◆ **WHAT THIS TASK INVOLVES**: Only lines with the string "name" are wanted. Pull them out of the data.

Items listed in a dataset
# # # #
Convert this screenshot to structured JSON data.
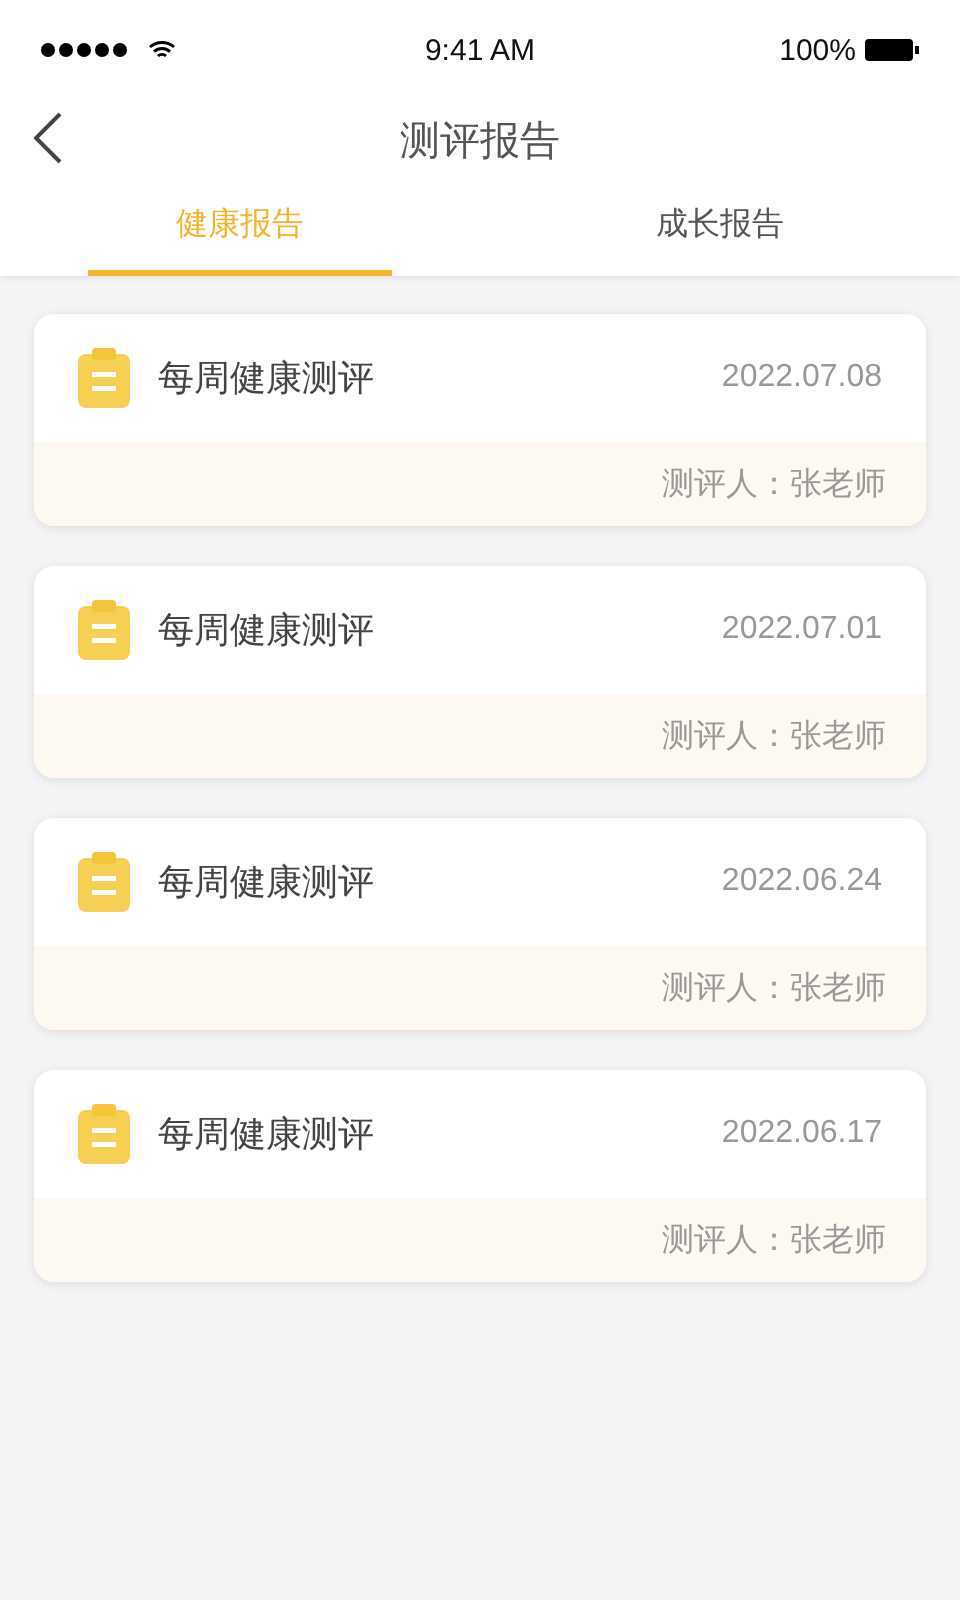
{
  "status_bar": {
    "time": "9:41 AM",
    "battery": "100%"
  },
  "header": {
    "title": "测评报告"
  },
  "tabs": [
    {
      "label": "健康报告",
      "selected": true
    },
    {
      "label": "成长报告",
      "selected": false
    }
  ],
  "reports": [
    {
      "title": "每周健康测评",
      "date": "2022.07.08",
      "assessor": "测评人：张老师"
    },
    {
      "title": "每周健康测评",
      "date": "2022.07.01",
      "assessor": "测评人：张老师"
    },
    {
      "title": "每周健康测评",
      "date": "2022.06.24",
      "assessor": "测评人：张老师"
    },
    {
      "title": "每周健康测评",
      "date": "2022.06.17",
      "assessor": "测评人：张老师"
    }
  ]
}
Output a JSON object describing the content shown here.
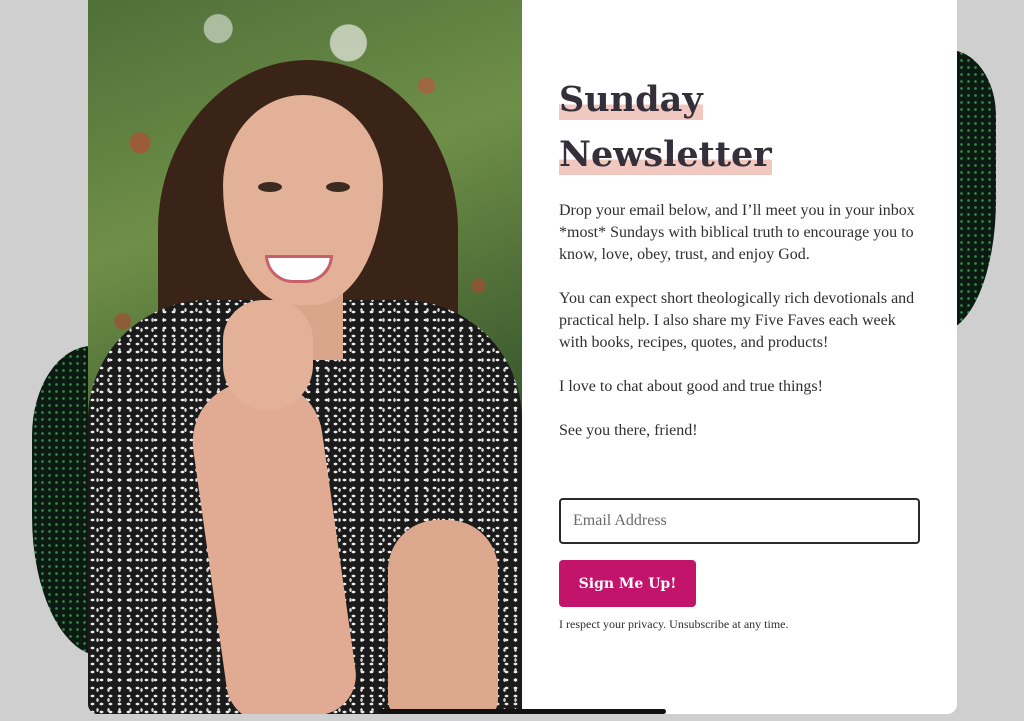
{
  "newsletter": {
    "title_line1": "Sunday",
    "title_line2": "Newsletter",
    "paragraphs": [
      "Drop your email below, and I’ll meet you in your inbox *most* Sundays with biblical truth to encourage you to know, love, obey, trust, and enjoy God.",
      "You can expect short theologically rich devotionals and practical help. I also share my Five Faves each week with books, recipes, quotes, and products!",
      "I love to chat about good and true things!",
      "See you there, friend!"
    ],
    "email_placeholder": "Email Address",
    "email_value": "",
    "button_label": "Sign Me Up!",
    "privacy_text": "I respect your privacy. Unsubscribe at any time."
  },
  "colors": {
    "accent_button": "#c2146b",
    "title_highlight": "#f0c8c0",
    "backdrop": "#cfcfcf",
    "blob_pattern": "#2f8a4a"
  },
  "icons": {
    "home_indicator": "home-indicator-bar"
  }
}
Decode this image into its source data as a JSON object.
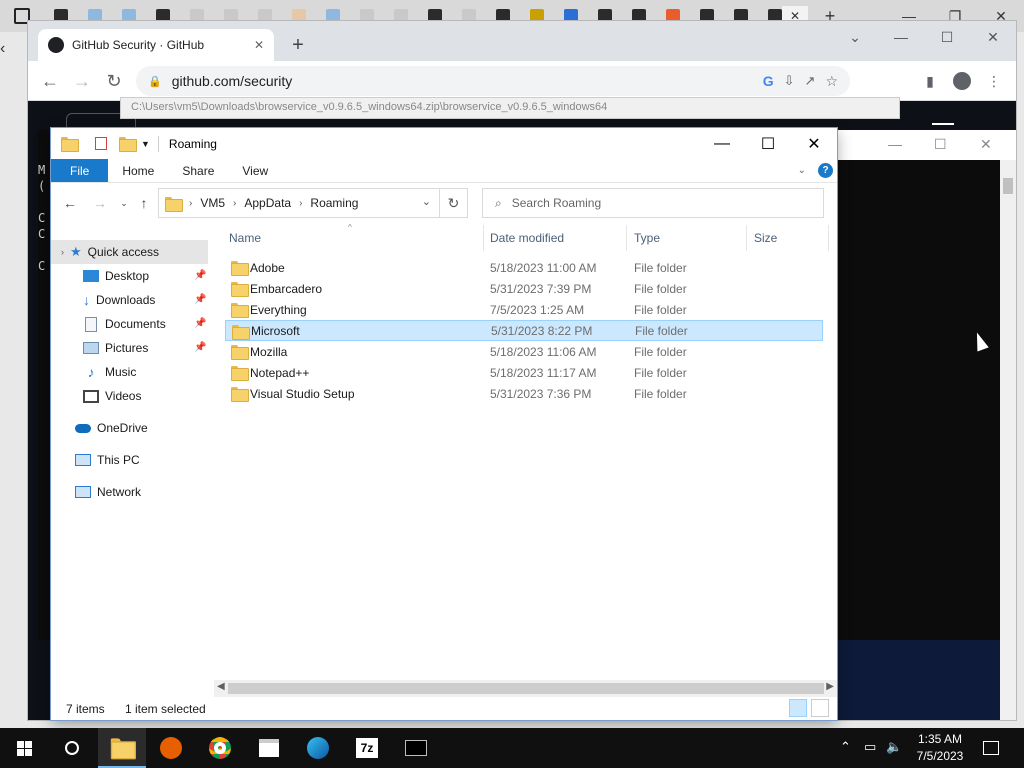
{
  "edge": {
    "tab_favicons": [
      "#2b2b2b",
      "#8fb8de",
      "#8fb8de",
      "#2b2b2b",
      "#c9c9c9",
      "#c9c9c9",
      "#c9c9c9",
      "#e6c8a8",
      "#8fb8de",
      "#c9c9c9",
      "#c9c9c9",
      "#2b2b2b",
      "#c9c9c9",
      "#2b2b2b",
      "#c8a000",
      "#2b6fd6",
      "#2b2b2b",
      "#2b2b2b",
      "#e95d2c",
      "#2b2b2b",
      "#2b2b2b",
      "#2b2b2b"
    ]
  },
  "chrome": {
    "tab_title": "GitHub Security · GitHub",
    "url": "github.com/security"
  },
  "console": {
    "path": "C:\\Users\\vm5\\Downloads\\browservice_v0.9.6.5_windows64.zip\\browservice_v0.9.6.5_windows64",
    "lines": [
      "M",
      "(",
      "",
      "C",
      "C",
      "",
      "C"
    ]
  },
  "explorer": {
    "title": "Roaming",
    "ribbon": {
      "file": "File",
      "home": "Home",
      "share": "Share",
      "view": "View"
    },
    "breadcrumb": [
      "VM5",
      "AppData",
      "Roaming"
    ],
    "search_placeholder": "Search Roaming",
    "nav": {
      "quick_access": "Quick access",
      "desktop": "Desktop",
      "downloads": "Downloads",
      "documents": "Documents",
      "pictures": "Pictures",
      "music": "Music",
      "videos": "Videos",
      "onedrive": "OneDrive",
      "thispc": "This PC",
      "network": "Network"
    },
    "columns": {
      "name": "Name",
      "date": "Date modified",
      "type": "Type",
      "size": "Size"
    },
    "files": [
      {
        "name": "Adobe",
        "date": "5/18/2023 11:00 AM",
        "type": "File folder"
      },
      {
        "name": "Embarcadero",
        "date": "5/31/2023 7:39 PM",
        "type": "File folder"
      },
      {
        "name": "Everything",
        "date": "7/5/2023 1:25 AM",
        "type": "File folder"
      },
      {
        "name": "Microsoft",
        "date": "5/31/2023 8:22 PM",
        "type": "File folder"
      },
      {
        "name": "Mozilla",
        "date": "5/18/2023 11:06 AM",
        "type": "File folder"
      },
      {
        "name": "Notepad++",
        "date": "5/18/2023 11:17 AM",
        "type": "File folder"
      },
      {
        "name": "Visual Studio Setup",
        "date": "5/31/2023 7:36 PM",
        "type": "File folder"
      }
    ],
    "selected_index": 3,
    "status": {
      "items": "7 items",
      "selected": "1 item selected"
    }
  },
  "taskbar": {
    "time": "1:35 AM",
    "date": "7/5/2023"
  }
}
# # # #
◆ **THE ANSWER**:
      "name": "Name",
        "name": "Adobe",
        "name": "Embarcadero",
        "name": "Everything",
        "name": "Microsoft",
        "name": "Mozilla",
        "name": "Notepad++",
        "name": "Visual Studio Setup",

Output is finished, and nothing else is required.